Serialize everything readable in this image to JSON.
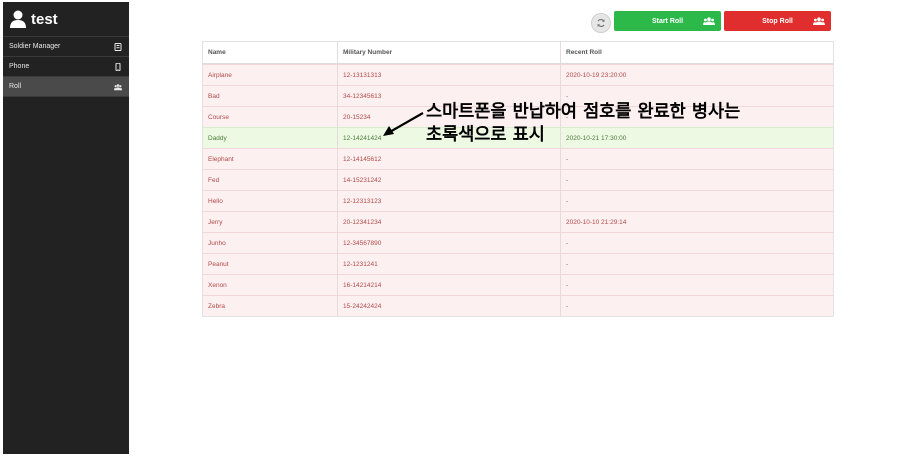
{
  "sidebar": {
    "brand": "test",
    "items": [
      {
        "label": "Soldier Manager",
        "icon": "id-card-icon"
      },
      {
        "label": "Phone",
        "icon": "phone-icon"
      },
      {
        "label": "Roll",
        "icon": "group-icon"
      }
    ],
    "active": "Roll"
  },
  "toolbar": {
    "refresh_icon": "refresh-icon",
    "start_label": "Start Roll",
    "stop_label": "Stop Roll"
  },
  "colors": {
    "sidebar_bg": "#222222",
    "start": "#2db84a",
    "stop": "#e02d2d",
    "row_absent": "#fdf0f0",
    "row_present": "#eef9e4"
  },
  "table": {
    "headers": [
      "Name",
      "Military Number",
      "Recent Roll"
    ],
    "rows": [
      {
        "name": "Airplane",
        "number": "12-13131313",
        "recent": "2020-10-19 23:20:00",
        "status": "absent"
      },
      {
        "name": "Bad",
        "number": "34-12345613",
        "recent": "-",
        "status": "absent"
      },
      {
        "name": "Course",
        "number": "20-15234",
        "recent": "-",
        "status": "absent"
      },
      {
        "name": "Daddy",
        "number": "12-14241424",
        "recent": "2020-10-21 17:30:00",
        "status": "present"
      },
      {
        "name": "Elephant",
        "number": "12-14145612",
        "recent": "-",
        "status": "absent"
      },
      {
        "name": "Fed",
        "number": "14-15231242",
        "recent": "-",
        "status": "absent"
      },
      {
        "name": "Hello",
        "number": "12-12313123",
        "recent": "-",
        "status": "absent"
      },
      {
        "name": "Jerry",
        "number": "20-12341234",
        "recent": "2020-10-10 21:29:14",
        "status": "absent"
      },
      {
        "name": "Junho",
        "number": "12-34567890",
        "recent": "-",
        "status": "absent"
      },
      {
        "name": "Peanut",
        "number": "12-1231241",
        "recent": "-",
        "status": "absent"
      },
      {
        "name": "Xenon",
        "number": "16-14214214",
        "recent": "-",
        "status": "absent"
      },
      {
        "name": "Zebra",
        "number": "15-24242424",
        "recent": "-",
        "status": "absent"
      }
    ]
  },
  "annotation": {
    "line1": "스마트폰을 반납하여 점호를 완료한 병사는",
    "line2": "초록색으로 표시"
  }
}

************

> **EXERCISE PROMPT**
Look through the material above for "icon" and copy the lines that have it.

> **RESPONSE FOR THIS EXERCISE**
        "icon": "id-card-icon"
        "icon": "phone-icon"
        "icon": "group-icon"
    "refresh_icon": "refresh-icon",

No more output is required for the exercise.